EXERCISE: Could you please find each line in the records that contains the word "stem" and copy it?

:: DATA FOR ANALYSIS

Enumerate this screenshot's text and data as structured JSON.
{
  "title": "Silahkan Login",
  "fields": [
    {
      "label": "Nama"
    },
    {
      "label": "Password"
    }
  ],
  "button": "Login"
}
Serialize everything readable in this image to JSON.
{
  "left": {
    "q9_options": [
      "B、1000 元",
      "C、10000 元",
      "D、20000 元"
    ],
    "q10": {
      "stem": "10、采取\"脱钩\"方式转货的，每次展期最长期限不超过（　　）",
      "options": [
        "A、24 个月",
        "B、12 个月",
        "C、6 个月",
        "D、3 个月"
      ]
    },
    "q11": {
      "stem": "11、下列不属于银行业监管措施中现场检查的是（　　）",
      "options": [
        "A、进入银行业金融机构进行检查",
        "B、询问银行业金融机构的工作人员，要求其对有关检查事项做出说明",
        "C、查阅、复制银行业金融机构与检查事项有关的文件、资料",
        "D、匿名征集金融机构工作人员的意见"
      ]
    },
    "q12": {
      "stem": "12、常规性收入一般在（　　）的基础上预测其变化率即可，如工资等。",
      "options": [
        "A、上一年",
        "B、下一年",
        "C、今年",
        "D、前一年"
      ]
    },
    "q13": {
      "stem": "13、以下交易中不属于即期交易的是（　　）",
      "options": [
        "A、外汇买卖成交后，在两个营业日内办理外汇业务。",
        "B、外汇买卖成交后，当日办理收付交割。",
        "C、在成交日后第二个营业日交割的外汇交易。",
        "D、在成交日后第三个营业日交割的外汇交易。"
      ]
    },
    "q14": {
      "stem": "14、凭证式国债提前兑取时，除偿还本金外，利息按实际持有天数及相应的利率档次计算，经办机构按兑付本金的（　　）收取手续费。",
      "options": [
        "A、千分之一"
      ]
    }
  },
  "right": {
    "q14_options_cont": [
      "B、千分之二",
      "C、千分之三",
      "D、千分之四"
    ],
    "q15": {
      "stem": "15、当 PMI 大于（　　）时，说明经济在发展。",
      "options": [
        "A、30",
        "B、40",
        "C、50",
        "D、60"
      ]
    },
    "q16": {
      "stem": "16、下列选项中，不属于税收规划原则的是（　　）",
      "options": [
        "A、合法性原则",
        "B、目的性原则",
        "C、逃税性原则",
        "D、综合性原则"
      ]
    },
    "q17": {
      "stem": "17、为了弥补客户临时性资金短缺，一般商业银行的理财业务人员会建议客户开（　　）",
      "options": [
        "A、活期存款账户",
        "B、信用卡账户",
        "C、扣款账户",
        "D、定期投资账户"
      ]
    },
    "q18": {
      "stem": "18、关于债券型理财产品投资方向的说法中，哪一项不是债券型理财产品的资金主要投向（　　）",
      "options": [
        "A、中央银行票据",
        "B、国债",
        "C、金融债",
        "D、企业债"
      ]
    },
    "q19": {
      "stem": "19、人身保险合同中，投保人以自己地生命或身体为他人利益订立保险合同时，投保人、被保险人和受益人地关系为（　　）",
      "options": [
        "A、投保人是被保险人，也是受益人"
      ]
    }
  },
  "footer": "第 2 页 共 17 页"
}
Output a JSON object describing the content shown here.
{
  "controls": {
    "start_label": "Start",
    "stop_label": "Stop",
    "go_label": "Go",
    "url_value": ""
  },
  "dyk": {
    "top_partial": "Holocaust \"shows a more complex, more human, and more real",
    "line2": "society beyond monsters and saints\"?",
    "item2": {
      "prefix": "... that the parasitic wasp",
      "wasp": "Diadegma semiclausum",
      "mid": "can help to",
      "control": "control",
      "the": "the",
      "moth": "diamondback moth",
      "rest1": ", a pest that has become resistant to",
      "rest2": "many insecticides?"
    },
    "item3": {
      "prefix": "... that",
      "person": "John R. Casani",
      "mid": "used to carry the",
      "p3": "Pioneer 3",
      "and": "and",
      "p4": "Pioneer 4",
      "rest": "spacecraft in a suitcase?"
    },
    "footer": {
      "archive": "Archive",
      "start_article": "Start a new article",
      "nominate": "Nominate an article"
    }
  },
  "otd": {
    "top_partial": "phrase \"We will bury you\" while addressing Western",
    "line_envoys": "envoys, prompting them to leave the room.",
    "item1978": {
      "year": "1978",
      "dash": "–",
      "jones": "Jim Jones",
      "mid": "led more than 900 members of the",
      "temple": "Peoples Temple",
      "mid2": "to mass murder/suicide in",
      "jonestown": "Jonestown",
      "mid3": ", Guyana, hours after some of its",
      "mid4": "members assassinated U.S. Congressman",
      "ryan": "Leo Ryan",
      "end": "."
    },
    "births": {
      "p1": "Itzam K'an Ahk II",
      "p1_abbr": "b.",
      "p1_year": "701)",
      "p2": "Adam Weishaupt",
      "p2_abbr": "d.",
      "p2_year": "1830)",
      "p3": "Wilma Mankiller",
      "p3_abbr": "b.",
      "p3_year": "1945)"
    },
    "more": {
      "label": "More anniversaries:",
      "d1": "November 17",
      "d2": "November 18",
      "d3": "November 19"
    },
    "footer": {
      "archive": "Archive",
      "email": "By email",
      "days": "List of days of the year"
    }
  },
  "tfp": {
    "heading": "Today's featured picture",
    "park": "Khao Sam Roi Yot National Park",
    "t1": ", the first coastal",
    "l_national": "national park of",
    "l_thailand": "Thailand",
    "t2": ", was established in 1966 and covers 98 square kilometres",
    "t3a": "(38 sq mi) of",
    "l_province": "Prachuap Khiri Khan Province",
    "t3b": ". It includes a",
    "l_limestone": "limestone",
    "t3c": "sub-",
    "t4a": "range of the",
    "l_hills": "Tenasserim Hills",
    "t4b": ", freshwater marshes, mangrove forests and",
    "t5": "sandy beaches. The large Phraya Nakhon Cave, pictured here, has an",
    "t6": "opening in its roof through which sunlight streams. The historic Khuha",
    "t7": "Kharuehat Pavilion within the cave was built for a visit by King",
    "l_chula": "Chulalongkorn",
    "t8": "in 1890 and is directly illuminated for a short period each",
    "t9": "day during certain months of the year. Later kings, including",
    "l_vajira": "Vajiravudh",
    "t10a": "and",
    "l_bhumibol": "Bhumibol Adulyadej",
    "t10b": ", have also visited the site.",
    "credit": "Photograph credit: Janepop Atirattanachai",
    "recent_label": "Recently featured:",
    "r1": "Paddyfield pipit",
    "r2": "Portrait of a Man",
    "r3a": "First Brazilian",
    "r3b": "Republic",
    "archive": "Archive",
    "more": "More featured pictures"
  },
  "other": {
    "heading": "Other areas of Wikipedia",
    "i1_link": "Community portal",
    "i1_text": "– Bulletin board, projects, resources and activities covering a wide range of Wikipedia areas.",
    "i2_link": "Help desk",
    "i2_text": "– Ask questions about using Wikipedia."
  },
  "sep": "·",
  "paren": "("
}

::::

TASK SOLUTION:
      "stem": "10、采取\"脱钩\"方式转货的，每次展期最长期限不超过（　　）",
      "stem": "11、下列不属于银行业监管措施中现场检查的是（　　）",
      "stem": "12、常规性收入一般在（　　）的基础上预测其变化率即可，如工资等。",
      "stem": "13、以下交易中不属于即期交易的是（　　）",
      "stem": "14、凭证式国债提前兑取时，除偿还本金外，利息按实际持有天数及相应的利率档次计算，经办机构按兑付本金的（　　）收取手续费。",
      "stem": "15、当 PMI 大于（　　）时，说明经济在发展。",
      "stem": "16、下列选项中，不属于税收规划原则的是（　　）",
      "stem": "17、为了弥补客户临时性资金短缺，一般商业银行的理财业务人员会建议客户开（　　）",
      "stem": "18、关于债券型理财产品投资方向的说法中，哪一项不是债券型理财产品的资金主要投向（　　）",
      "stem": "19、人身保险合同中，投保人以自己地生命或身体为他人利益订立保险合同时，投保人、被保险人和受益人地关系为（　　）",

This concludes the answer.